◆ **WHAT IS BEING ASKED**
Line by line, output the material without altering anything.
=== DATA FOR THE TASK ===
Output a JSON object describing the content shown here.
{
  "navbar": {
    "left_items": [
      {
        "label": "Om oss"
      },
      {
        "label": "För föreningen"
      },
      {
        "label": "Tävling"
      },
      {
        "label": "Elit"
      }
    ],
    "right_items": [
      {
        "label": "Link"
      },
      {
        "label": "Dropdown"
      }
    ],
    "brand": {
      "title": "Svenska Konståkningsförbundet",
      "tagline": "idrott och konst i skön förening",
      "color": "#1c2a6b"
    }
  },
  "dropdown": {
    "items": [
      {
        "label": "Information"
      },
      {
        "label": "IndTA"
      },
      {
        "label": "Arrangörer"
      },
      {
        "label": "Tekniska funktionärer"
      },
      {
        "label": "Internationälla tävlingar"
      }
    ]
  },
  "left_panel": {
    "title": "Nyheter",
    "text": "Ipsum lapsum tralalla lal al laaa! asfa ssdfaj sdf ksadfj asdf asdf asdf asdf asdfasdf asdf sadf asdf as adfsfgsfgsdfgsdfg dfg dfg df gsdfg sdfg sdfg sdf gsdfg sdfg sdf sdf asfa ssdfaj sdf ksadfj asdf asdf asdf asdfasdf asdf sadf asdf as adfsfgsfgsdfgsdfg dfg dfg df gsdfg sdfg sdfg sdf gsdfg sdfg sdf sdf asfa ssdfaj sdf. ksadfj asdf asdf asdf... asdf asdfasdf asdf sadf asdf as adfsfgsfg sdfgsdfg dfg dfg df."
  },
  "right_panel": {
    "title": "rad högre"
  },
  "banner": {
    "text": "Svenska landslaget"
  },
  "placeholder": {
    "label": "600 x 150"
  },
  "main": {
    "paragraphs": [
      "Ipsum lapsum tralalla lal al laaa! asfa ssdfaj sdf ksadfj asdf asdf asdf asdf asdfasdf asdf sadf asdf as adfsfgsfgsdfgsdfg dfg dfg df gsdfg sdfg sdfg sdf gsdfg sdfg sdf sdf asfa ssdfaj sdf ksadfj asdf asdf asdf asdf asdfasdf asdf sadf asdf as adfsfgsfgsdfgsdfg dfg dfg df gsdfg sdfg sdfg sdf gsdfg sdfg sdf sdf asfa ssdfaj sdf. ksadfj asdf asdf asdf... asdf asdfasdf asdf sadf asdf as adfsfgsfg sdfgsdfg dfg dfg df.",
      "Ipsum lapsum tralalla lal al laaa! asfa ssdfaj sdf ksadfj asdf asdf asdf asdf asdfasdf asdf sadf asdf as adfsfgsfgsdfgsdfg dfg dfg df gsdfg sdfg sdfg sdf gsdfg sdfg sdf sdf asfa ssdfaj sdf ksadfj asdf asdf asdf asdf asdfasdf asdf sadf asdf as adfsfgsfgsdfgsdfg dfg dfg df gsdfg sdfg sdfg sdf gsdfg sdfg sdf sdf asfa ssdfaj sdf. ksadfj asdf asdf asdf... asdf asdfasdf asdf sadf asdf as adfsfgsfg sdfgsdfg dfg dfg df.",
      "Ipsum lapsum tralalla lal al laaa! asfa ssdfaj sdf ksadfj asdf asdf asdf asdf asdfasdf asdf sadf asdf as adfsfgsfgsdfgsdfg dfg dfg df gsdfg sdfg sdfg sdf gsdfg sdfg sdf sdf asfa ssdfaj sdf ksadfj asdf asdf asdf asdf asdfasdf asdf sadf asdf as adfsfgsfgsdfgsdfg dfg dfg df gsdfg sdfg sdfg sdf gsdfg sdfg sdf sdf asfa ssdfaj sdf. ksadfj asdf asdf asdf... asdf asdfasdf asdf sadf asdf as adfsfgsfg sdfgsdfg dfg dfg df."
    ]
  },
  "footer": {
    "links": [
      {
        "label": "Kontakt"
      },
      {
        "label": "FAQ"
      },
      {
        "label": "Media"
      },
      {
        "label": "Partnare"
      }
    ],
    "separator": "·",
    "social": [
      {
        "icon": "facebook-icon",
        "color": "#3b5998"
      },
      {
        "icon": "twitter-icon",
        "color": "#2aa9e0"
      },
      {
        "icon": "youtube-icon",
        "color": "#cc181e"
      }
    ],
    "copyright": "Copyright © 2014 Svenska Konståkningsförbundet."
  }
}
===
◆ **REPLY**
Output a JSON object describing the content shown here.
{
  "navbar": {
    "left_items": [
      {
        "label": "Om oss"
      },
      {
        "label": "För föreningen"
      },
      {
        "label": "Tävling"
      },
      {
        "label": "Elit"
      }
    ],
    "right_items": [
      {
        "label": "Link"
      },
      {
        "label": "Dropdown"
      }
    ],
    "brand": {
      "title": "Svenska Konståkningsförbundet",
      "tagline": "idrott och konst i skön förening",
      "color": "#1c2a6b"
    }
  },
  "dropdown": {
    "items": [
      {
        "label": "Information"
      },
      {
        "label": "IndTA"
      },
      {
        "label": "Arrangörer"
      },
      {
        "label": "Tekniska funktionärer"
      },
      {
        "label": "Internationälla tävlingar"
      }
    ]
  },
  "left_panel": {
    "title": "Nyheter",
    "text": "Ipsum lapsum tralalla lal al laaa! asfa ssdfaj sdf ksadfj asdf asdf asdf asdf asdfasdf asdf sadf asdf as adfsfgsfgsdfgsdfg dfg dfg df gsdfg sdfg sdfg sdf gsdfg sdfg sdf sdf asfa ssdfaj sdf ksadfj asdf asdf asdf asdfasdf asdf sadf asdf as adfsfgsfgsdfgsdfg dfg dfg df gsdfg sdfg sdfg sdf gsdfg sdfg sdf sdf asfa ssdfaj sdf. ksadfj asdf asdf asdf... asdf asdfasdf asdf sadf asdf as adfsfgsfg sdfgsdfg dfg dfg df."
  },
  "right_panel": {
    "title": "rad högre"
  },
  "banner": {
    "text": "Svenska landslaget"
  },
  "placeholder": {
    "label": "600 x 150"
  },
  "main": {
    "paragraphs": [
      "Ipsum lapsum tralalla lal al laaa! asfa ssdfaj sdf ksadfj asdf asdf asdf asdf asdfasdf asdf sadf asdf as adfsfgsfgsdfgsdfg dfg dfg df gsdfg sdfg sdfg sdf gsdfg sdfg sdf sdf asfa ssdfaj sdf ksadfj asdf asdf asdf asdf asdfasdf asdf sadf asdf as adfsfgsfgsdfgsdfg dfg dfg df gsdfg sdfg sdfg sdf gsdfg sdfg sdf sdf asfa ssdfaj sdf. ksadfj asdf asdf asdf... asdf asdfasdf asdf sadf asdf as adfsfgsfg sdfgsdfg dfg dfg df.",
      "Ipsum lapsum tralalla lal al laaa! asfa ssdfaj sdf ksadfj asdf asdf asdf asdf asdfasdf asdf sadf asdf as adfsfgsfgsdfgsdfg dfg dfg df gsdfg sdfg sdfg sdf gsdfg sdfg sdf sdf asfa ssdfaj sdf ksadfj asdf asdf asdf asdf asdfasdf asdf sadf asdf as adfsfgsfgsdfgsdfg dfg dfg df gsdfg sdfg sdfg sdf gsdfg sdfg sdf sdf asfa ssdfaj sdf. ksadfj asdf asdf asdf... asdf asdfasdf asdf sadf asdf as adfsfgsfg sdfgsdfg dfg dfg df.",
      "Ipsum lapsum tralalla lal al laaa! asfa ssdfaj sdf ksadfj asdf asdf asdf asdf asdfasdf asdf sadf asdf as adfsfgsfgsdfgsdfg dfg dfg df gsdfg sdfg sdfg sdf gsdfg sdfg sdf sdf asfa ssdfaj sdf ksadfj asdf asdf asdf asdf asdfasdf asdf sadf asdf as adfsfgsfgsdfgsdfg dfg dfg df gsdfg sdfg sdfg sdf gsdfg sdfg sdf sdf asfa ssdfaj sdf. ksadfj asdf asdf asdf... asdf asdfasdf asdf sadf asdf as adfsfgsfg sdfgsdfg dfg dfg df."
    ]
  },
  "footer": {
    "links": [
      {
        "label": "Kontakt"
      },
      {
        "label": "FAQ"
      },
      {
        "label": "Media"
      },
      {
        "label": "Partnare"
      }
    ],
    "separator": "·",
    "social": [
      {
        "icon": "facebook-icon",
        "color": "#3b5998"
      },
      {
        "icon": "twitter-icon",
        "color": "#2aa9e0"
      },
      {
        "icon": "youtube-icon",
        "color": "#cc181e"
      }
    ],
    "copyright": "Copyright © 2014 Svenska Konståkningsförbundet."
  }
}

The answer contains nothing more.